Start of Block

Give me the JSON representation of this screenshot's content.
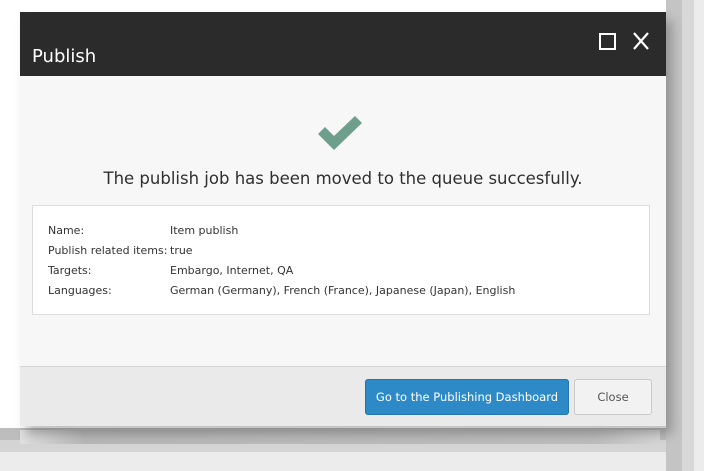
{
  "dialog": {
    "title": "Publish",
    "maximize_icon": "maximize-icon",
    "close_icon": "close-icon"
  },
  "status": {
    "icon": "checkmark-icon",
    "icon_color": "#6e9e8c",
    "message": "The publish job has been moved to the queue succesfully."
  },
  "details": {
    "rows": [
      {
        "label": "Name:",
        "value": "Item publish"
      },
      {
        "label": "Publish related items:",
        "value": "true"
      },
      {
        "label": "Targets:",
        "value": "Embargo, Internet, QA"
      },
      {
        "label": "Languages:",
        "value": "German (Germany), French (France), Japanese (Japan), English"
      }
    ]
  },
  "footer": {
    "primary_label": "Go to the Publishing Dashboard",
    "secondary_label": "Close"
  },
  "colors": {
    "titlebar": "#2b2b2b",
    "primary_button": "#2e8ac6"
  }
}
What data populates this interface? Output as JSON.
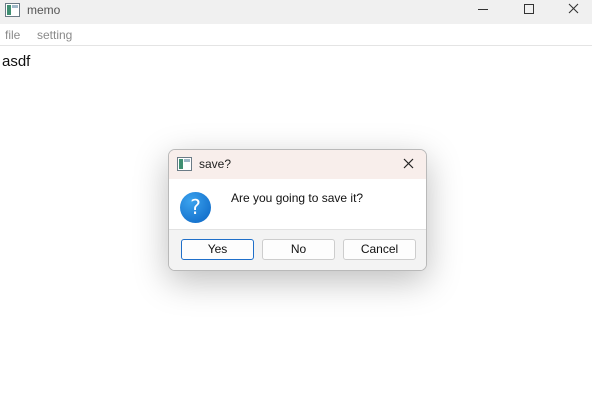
{
  "window": {
    "title": "memo",
    "icon": "app-window-icon",
    "controls": [
      "minimize-icon",
      "maximize-icon",
      "close-icon"
    ]
  },
  "menubar": {
    "items": [
      {
        "label": "file"
      },
      {
        "label": "setting"
      }
    ]
  },
  "editor": {
    "content": "asdf"
  },
  "dialog": {
    "title": "save?",
    "icon": "question-icon",
    "icon_glyph": "?",
    "message": "Are you going to save it?",
    "buttons": {
      "yes": "Yes",
      "no": "No",
      "cancel": "Cancel"
    },
    "default_button": "Yes"
  },
  "colors": {
    "accent": "#1f6fc9",
    "dialog_titlebar": "#f8eeeb",
    "question_icon": "#1a7fdc"
  }
}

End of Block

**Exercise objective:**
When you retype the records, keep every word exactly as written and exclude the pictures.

**Exercise result:**
Give me the JSON representation of this screenshot's content.
{
  "dialog": {
    "title": "Publish",
    "maximize_icon": "maximize-icon",
    "close_icon": "close-icon"
  },
  "status": {
    "icon": "checkmark-icon",
    "icon_color": "#6e9e8c",
    "message": "The publish job has been moved to the queue succesfully."
  },
  "details": {
    "rows": [
      {
        "label": "Name:",
        "value": "Item publish"
      },
      {
        "label": "Publish related items:",
        "value": "true"
      },
      {
        "label": "Targets:",
        "value": "Embargo, Internet, QA"
      },
      {
        "label": "Languages:",
        "value": "German (Germany), French (France), Japanese (Japan), English"
      }
    ]
  },
  "footer": {
    "primary_label": "Go to the Publishing Dashboard",
    "secondary_label": "Close"
  },
  "colors": {
    "titlebar": "#2b2b2b",
    "primary_button": "#2e8ac6"
  }
}
What data populates this interface? Output as JSON.
{
  "window": {
    "title": "memo",
    "icon": "app-window-icon",
    "controls": [
      "minimize-icon",
      "maximize-icon",
      "close-icon"
    ]
  },
  "menubar": {
    "items": [
      {
        "label": "file"
      },
      {
        "label": "setting"
      }
    ]
  },
  "editor": {
    "content": "asdf"
  },
  "dialog": {
    "title": "save?",
    "icon": "question-icon",
    "icon_glyph": "?",
    "message": "Are you going to save it?",
    "buttons": {
      "yes": "Yes",
      "no": "No",
      "cancel": "Cancel"
    },
    "default_button": "Yes"
  },
  "colors": {
    "accent": "#1f6fc9",
    "dialog_titlebar": "#f8eeeb",
    "question_icon": "#1a7fdc"
  }
}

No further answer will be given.